On the other hand, if someone has agreed to meet with you or has given you advice, an immediate thank you note is customary and expected. In many industries, such as real estate, hand-written notes are common.
Lunch or dinner meetings aren’t very common in NYC. If you do go out for a meal with colleagues or business partners, don’t assume they’re paying. You may be splitting the bill – and if you do so, remember to factor in the tip and tax as well.
In New York City time is tight and it’s expected that you’ll be professional and, above all, prompt and timely in all your business dealings. When meeting a potential investor or partner, having an “elevator pitch” – a concise summation of your thoughts – prepared beforehand is a good idea. If pressed, you should be able to present your ideas in no more than a few minutes.
During business meetings it is considered rude to answer phone calls or send e-mails. Generally your phone should remain out of sight. You should always be alert and paying attention to whoever is speaking – never tip back in your chair or stretch your arms over your head during a meeting – this indicates a bored state of mind and is very rude.

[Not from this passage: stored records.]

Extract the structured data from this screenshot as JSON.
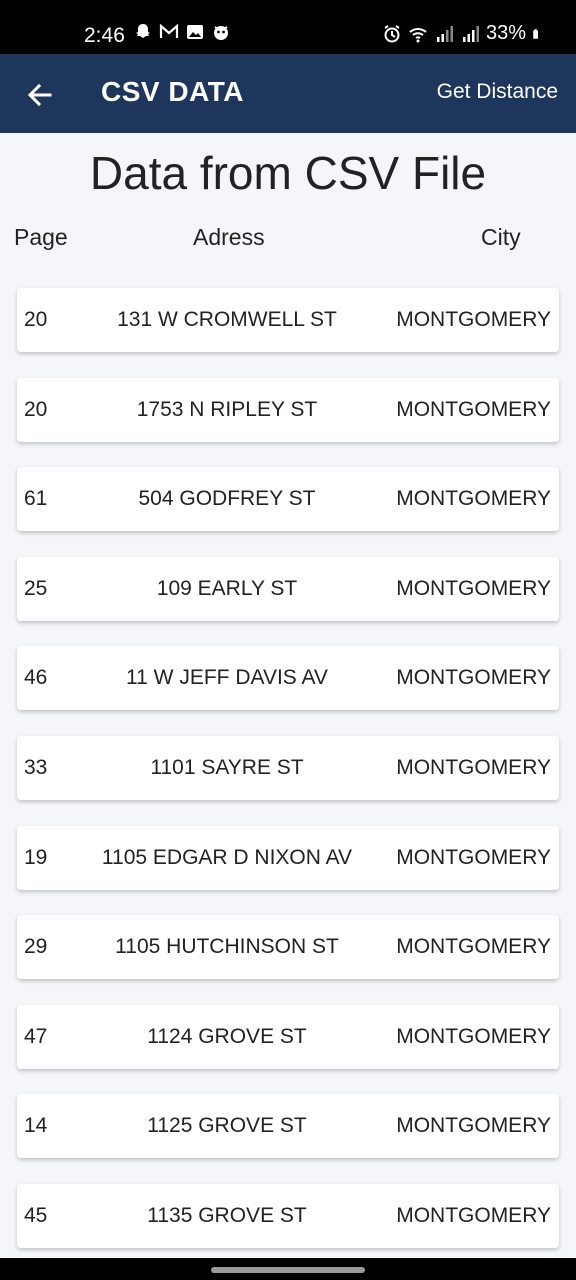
{
  "status_bar": {
    "time": "2:46",
    "battery": "33%",
    "left_icons": [
      "snapchat-icon",
      "gmail-icon",
      "gallery-icon",
      "app-icon"
    ],
    "right_icons": [
      "alarm-icon",
      "wifi-icon",
      "signal-icon",
      "signal-icon",
      "battery-icon"
    ]
  },
  "app_bar": {
    "title": "CSV DATA",
    "action_label": "Get Distance",
    "background": "#1e365b"
  },
  "heading": "Data from CSV File",
  "columns": {
    "page": "Page",
    "address": "Adress",
    "city": "City"
  },
  "rows": [
    {
      "page": "20",
      "address": "131 W CROMWELL ST",
      "city": "MONTGOMERY"
    },
    {
      "page": "20",
      "address": "1753 N RIPLEY ST",
      "city": "MONTGOMERY"
    },
    {
      "page": "61",
      "address": "504 GODFREY ST",
      "city": "MONTGOMERY"
    },
    {
      "page": "25",
      "address": "109 EARLY ST",
      "city": "MONTGOMERY"
    },
    {
      "page": "46",
      "address": "11 W JEFF DAVIS AV",
      "city": "MONTGOMERY"
    },
    {
      "page": "33",
      "address": "1101 SAYRE ST",
      "city": "MONTGOMERY"
    },
    {
      "page": "19",
      "address": "1105 EDGAR D NIXON AV",
      "city": "MONTGOMERY"
    },
    {
      "page": "29",
      "address": "1105 HUTCHINSON ST",
      "city": "MONTGOMERY"
    },
    {
      "page": "47",
      "address": "1124 GROVE ST",
      "city": "MONTGOMERY"
    },
    {
      "page": "14",
      "address": "1125 GROVE ST",
      "city": "MONTGOMERY"
    },
    {
      "page": "45",
      "address": "1135 GROVE ST",
      "city": "MONTGOMERY"
    }
  ]
}
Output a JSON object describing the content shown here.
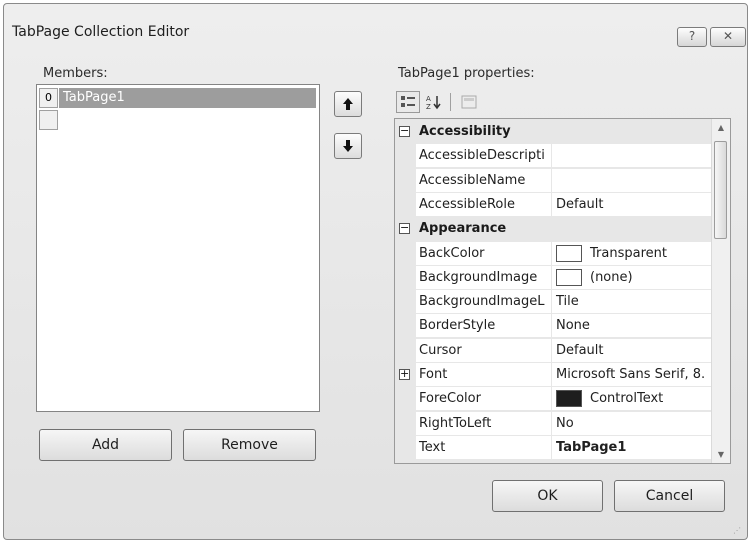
{
  "window": {
    "title": "TabPage Collection Editor",
    "help_glyph": "?",
    "close_glyph": "✕"
  },
  "members": {
    "label": "Members:",
    "items": [
      {
        "index": "0",
        "name": "TabPage1",
        "selected": true
      }
    ],
    "move_up_glyph": "🠉",
    "move_down_glyph": "🠋",
    "add_label": "Add",
    "remove_label": "Remove"
  },
  "properties": {
    "label": "TabPage1 properties:",
    "categories": [
      {
        "name": "Accessibility",
        "rows": [
          {
            "name": "AccessibleDescripti",
            "value": ""
          },
          {
            "name": "AccessibleName",
            "value": ""
          },
          {
            "name": "AccessibleRole",
            "value": "Default"
          }
        ]
      },
      {
        "name": "Appearance",
        "rows": [
          {
            "name": "BackColor",
            "value": "Transparent",
            "swatch": "#ffffff"
          },
          {
            "name": "BackgroundImage",
            "value": "(none)",
            "swatch": "#ffffff"
          },
          {
            "name": "BackgroundImageL",
            "value": "Tile"
          },
          {
            "name": "BorderStyle",
            "value": "None"
          },
          {
            "name": "Cursor",
            "value": "Default"
          },
          {
            "name": "Font",
            "value": "Microsoft Sans Serif, 8.",
            "expandable": true
          },
          {
            "name": "ForeColor",
            "value": "ControlText",
            "swatch": "#1e1e1e"
          },
          {
            "name": "RightToLeft",
            "value": "No"
          },
          {
            "name": "Text",
            "value": "TabPage1",
            "bold": true
          }
        ]
      }
    ]
  },
  "footer": {
    "ok_label": "OK",
    "cancel_label": "Cancel"
  },
  "icons": {
    "categorized": "categorized-icon",
    "alphabetical": "alphabetical-icon",
    "property_pages": "property-pages-icon"
  }
}
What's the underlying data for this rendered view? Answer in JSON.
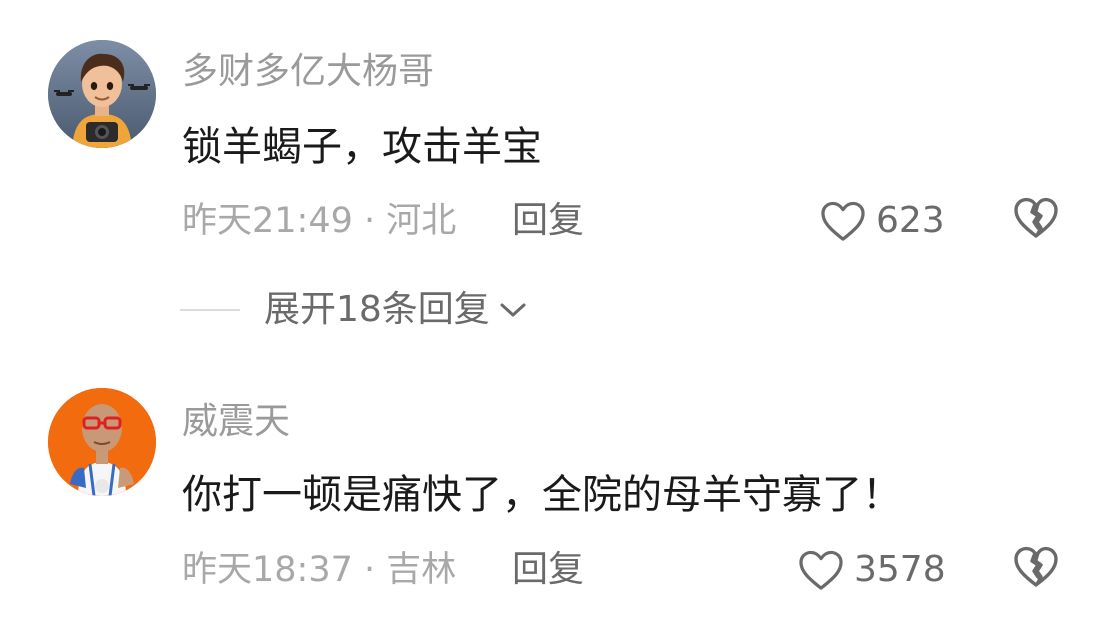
{
  "comments": [
    {
      "username": "多财多亿大杨哥",
      "text": "锁羊蝎子，攻击羊宝",
      "time_location": "昨天21:49 · 河北",
      "reply_label": "回复",
      "like_count": "623",
      "avatar_icon": "boy-with-camera-avatar",
      "replies_toggle": "展开18条回复"
    },
    {
      "username": "威震天",
      "text": "你打一顿是痛快了，全院的母羊守寡了！",
      "time_location": "昨天18:37 · 吉林",
      "reply_label": "回复",
      "like_count": "3578",
      "avatar_icon": "old-man-basketball-avatar"
    }
  ],
  "icons": {
    "like": "heart-outline-icon",
    "dislike": "broken-heart-icon",
    "expand": "chevron-down-icon"
  },
  "colors": {
    "username": "#9a9a9a",
    "text": "#1a1a1a",
    "meta": "#a8a8a8",
    "action": "#6a6a6a",
    "avatar2_bg": "#f26b0f"
  }
}
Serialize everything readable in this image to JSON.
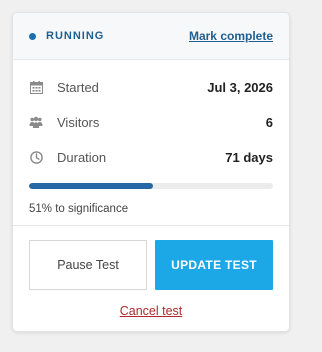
{
  "header": {
    "status_label": "RUNNING",
    "mark_complete_label": "Mark complete"
  },
  "stats": [
    {
      "icon": "calendar-icon",
      "label": "Started",
      "value": "Jul 3, 2026"
    },
    {
      "icon": "visitors-icon",
      "label": "Visitors",
      "value": "6"
    },
    {
      "icon": "clock-icon",
      "label": "Duration",
      "value": "71 days"
    }
  ],
  "progress": {
    "percent": 51,
    "text": "51% to significance"
  },
  "actions": {
    "pause_label": "Pause Test",
    "update_label": "UPDATE TEST",
    "cancel_label": "Cancel test"
  },
  "colors": {
    "accent": "#1f5f8f",
    "primary_button": "#1ca7e6",
    "progress_fill": "#2468a6",
    "cancel": "#b02a2a"
  }
}
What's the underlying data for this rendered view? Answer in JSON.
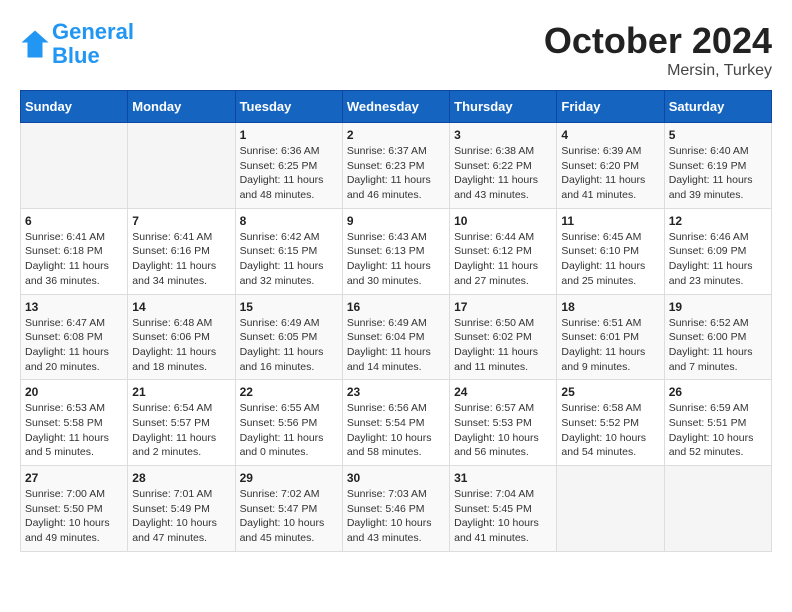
{
  "header": {
    "logo_line1": "General",
    "logo_line2": "Blue",
    "month": "October 2024",
    "location": "Mersin, Turkey"
  },
  "days_of_week": [
    "Sunday",
    "Monday",
    "Tuesday",
    "Wednesday",
    "Thursday",
    "Friday",
    "Saturday"
  ],
  "weeks": [
    [
      {
        "num": "",
        "sunrise": "",
        "sunset": "",
        "daylight": ""
      },
      {
        "num": "",
        "sunrise": "",
        "sunset": "",
        "daylight": ""
      },
      {
        "num": "1",
        "sunrise": "Sunrise: 6:36 AM",
        "sunset": "Sunset: 6:25 PM",
        "daylight": "Daylight: 11 hours and 48 minutes."
      },
      {
        "num": "2",
        "sunrise": "Sunrise: 6:37 AM",
        "sunset": "Sunset: 6:23 PM",
        "daylight": "Daylight: 11 hours and 46 minutes."
      },
      {
        "num": "3",
        "sunrise": "Sunrise: 6:38 AM",
        "sunset": "Sunset: 6:22 PM",
        "daylight": "Daylight: 11 hours and 43 minutes."
      },
      {
        "num": "4",
        "sunrise": "Sunrise: 6:39 AM",
        "sunset": "Sunset: 6:20 PM",
        "daylight": "Daylight: 11 hours and 41 minutes."
      },
      {
        "num": "5",
        "sunrise": "Sunrise: 6:40 AM",
        "sunset": "Sunset: 6:19 PM",
        "daylight": "Daylight: 11 hours and 39 minutes."
      }
    ],
    [
      {
        "num": "6",
        "sunrise": "Sunrise: 6:41 AM",
        "sunset": "Sunset: 6:18 PM",
        "daylight": "Daylight: 11 hours and 36 minutes."
      },
      {
        "num": "7",
        "sunrise": "Sunrise: 6:41 AM",
        "sunset": "Sunset: 6:16 PM",
        "daylight": "Daylight: 11 hours and 34 minutes."
      },
      {
        "num": "8",
        "sunrise": "Sunrise: 6:42 AM",
        "sunset": "Sunset: 6:15 PM",
        "daylight": "Daylight: 11 hours and 32 minutes."
      },
      {
        "num": "9",
        "sunrise": "Sunrise: 6:43 AM",
        "sunset": "Sunset: 6:13 PM",
        "daylight": "Daylight: 11 hours and 30 minutes."
      },
      {
        "num": "10",
        "sunrise": "Sunrise: 6:44 AM",
        "sunset": "Sunset: 6:12 PM",
        "daylight": "Daylight: 11 hours and 27 minutes."
      },
      {
        "num": "11",
        "sunrise": "Sunrise: 6:45 AM",
        "sunset": "Sunset: 6:10 PM",
        "daylight": "Daylight: 11 hours and 25 minutes."
      },
      {
        "num": "12",
        "sunrise": "Sunrise: 6:46 AM",
        "sunset": "Sunset: 6:09 PM",
        "daylight": "Daylight: 11 hours and 23 minutes."
      }
    ],
    [
      {
        "num": "13",
        "sunrise": "Sunrise: 6:47 AM",
        "sunset": "Sunset: 6:08 PM",
        "daylight": "Daylight: 11 hours and 20 minutes."
      },
      {
        "num": "14",
        "sunrise": "Sunrise: 6:48 AM",
        "sunset": "Sunset: 6:06 PM",
        "daylight": "Daylight: 11 hours and 18 minutes."
      },
      {
        "num": "15",
        "sunrise": "Sunrise: 6:49 AM",
        "sunset": "Sunset: 6:05 PM",
        "daylight": "Daylight: 11 hours and 16 minutes."
      },
      {
        "num": "16",
        "sunrise": "Sunrise: 6:49 AM",
        "sunset": "Sunset: 6:04 PM",
        "daylight": "Daylight: 11 hours and 14 minutes."
      },
      {
        "num": "17",
        "sunrise": "Sunrise: 6:50 AM",
        "sunset": "Sunset: 6:02 PM",
        "daylight": "Daylight: 11 hours and 11 minutes."
      },
      {
        "num": "18",
        "sunrise": "Sunrise: 6:51 AM",
        "sunset": "Sunset: 6:01 PM",
        "daylight": "Daylight: 11 hours and 9 minutes."
      },
      {
        "num": "19",
        "sunrise": "Sunrise: 6:52 AM",
        "sunset": "Sunset: 6:00 PM",
        "daylight": "Daylight: 11 hours and 7 minutes."
      }
    ],
    [
      {
        "num": "20",
        "sunrise": "Sunrise: 6:53 AM",
        "sunset": "Sunset: 5:58 PM",
        "daylight": "Daylight: 11 hours and 5 minutes."
      },
      {
        "num": "21",
        "sunrise": "Sunrise: 6:54 AM",
        "sunset": "Sunset: 5:57 PM",
        "daylight": "Daylight: 11 hours and 2 minutes."
      },
      {
        "num": "22",
        "sunrise": "Sunrise: 6:55 AM",
        "sunset": "Sunset: 5:56 PM",
        "daylight": "Daylight: 11 hours and 0 minutes."
      },
      {
        "num": "23",
        "sunrise": "Sunrise: 6:56 AM",
        "sunset": "Sunset: 5:54 PM",
        "daylight": "Daylight: 10 hours and 58 minutes."
      },
      {
        "num": "24",
        "sunrise": "Sunrise: 6:57 AM",
        "sunset": "Sunset: 5:53 PM",
        "daylight": "Daylight: 10 hours and 56 minutes."
      },
      {
        "num": "25",
        "sunrise": "Sunrise: 6:58 AM",
        "sunset": "Sunset: 5:52 PM",
        "daylight": "Daylight: 10 hours and 54 minutes."
      },
      {
        "num": "26",
        "sunrise": "Sunrise: 6:59 AM",
        "sunset": "Sunset: 5:51 PM",
        "daylight": "Daylight: 10 hours and 52 minutes."
      }
    ],
    [
      {
        "num": "27",
        "sunrise": "Sunrise: 7:00 AM",
        "sunset": "Sunset: 5:50 PM",
        "daylight": "Daylight: 10 hours and 49 minutes."
      },
      {
        "num": "28",
        "sunrise": "Sunrise: 7:01 AM",
        "sunset": "Sunset: 5:49 PM",
        "daylight": "Daylight: 10 hours and 47 minutes."
      },
      {
        "num": "29",
        "sunrise": "Sunrise: 7:02 AM",
        "sunset": "Sunset: 5:47 PM",
        "daylight": "Daylight: 10 hours and 45 minutes."
      },
      {
        "num": "30",
        "sunrise": "Sunrise: 7:03 AM",
        "sunset": "Sunset: 5:46 PM",
        "daylight": "Daylight: 10 hours and 43 minutes."
      },
      {
        "num": "31",
        "sunrise": "Sunrise: 7:04 AM",
        "sunset": "Sunset: 5:45 PM",
        "daylight": "Daylight: 10 hours and 41 minutes."
      },
      {
        "num": "",
        "sunrise": "",
        "sunset": "",
        "daylight": ""
      },
      {
        "num": "",
        "sunrise": "",
        "sunset": "",
        "daylight": ""
      }
    ]
  ]
}
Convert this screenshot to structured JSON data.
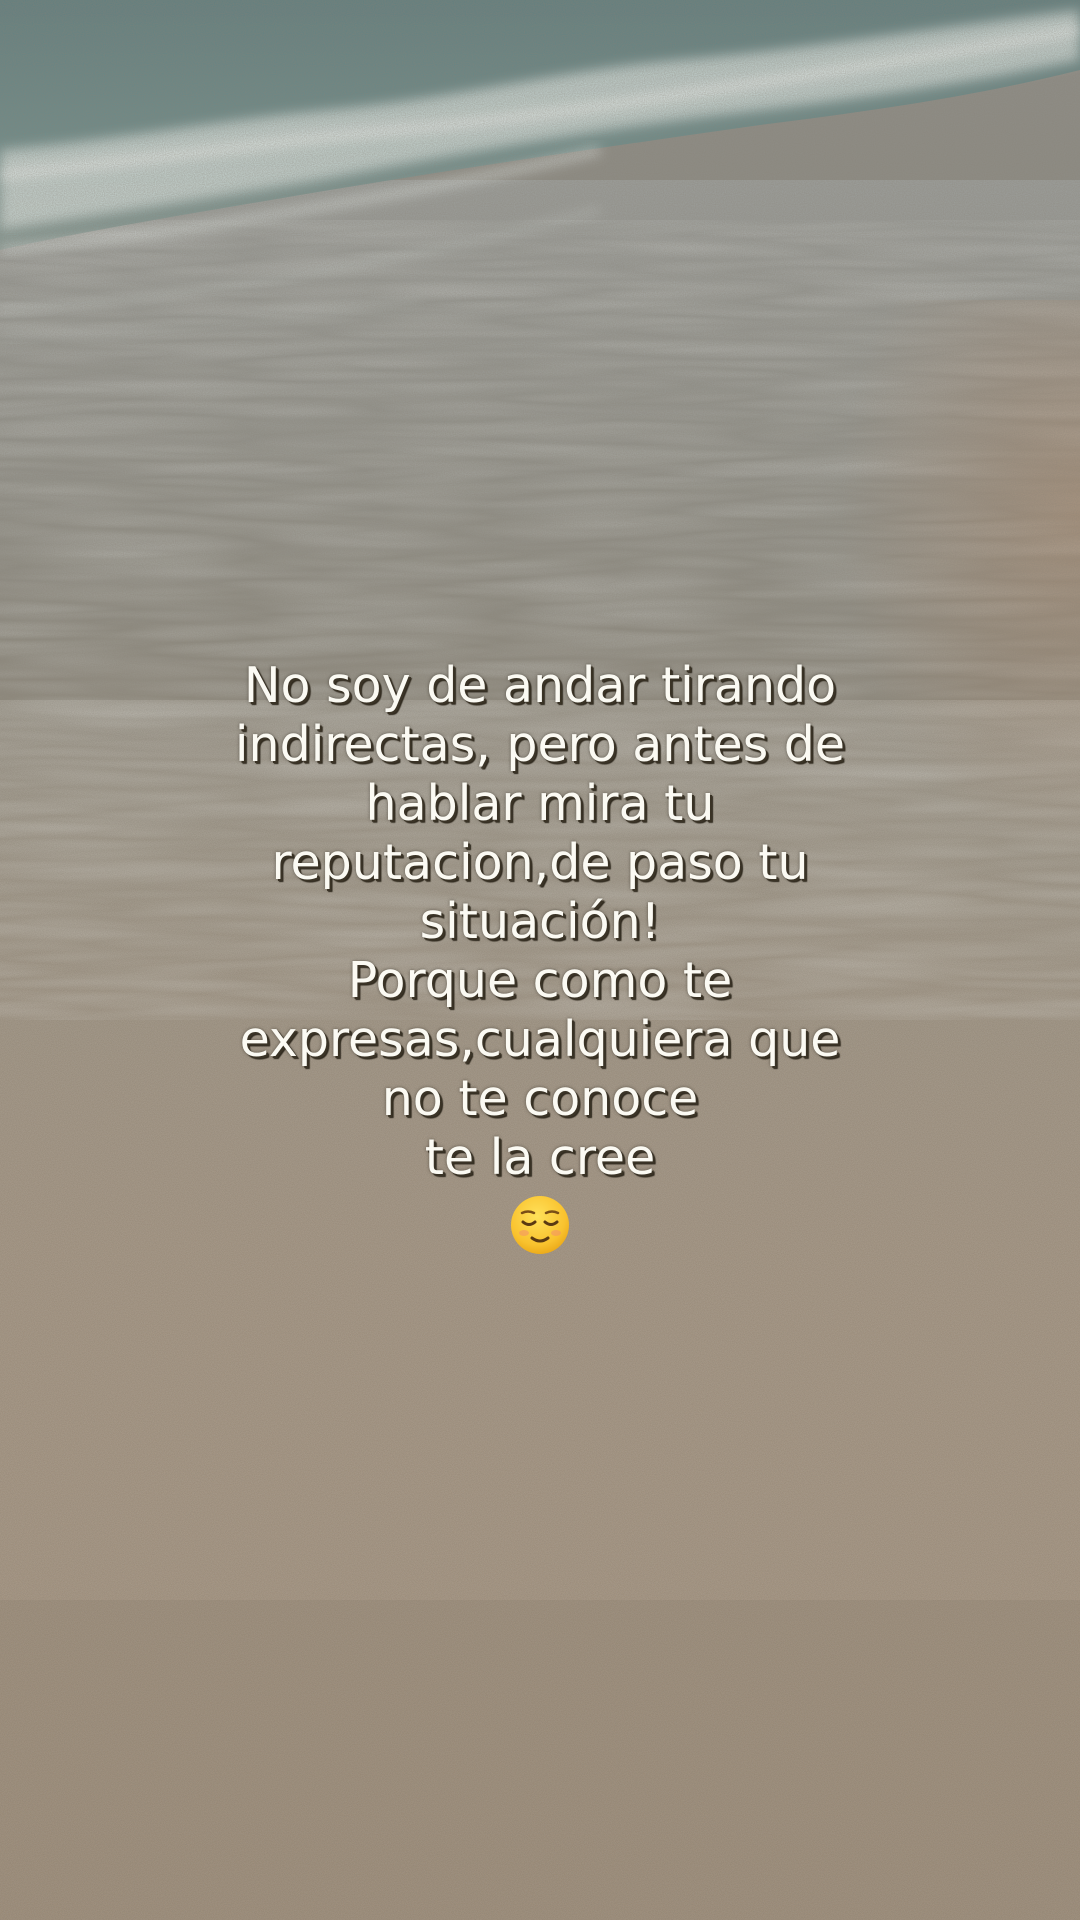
{
  "overlay_text": {
    "lines": [
      "No soy de andar tirando",
      "indirectas, pero antes de",
      "hablar mira tu",
      "reputacion,de paso tu",
      "situación!",
      "Porque como te",
      "expresas,cualquiera que",
      "no te conoce",
      "te la cree"
    ],
    "emoji": "relieved-face-emoji"
  },
  "scene": {
    "subject": "beach-shoreline-wave-over-sand",
    "colors": {
      "sea": "#6f8c8a",
      "foam": "#e6eeec",
      "wet_sand": "#8d8472",
      "dry_sand": "#9a8772",
      "text": "#fbfaf3",
      "text_shadow": "#3a3326"
    }
  }
}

Social Media for Business
On LinkedIn it is customary to connect with anyone you have met at business meeting or networking event, or anyone you have corresponded with for business.
E-mails should always be responded to immediately. With people so pushed for time, you risk getting sidelined if you don’t stay in the loop, and colleagues and contacts will expect a quick reply to simple e-mails.
It sounds simple, but a lot of the business world in NYC, with the emphasis on contacts and shared friendships and experience, does rely on general courtesy. Treat others with respect, don’t “pull rank” on those younger than you, and remember that in a busy city filled with busy people, patience can go a long way. Take your cues from your coworkers, and you’ll soon fit in wherever you work.
Updated June 6, 2014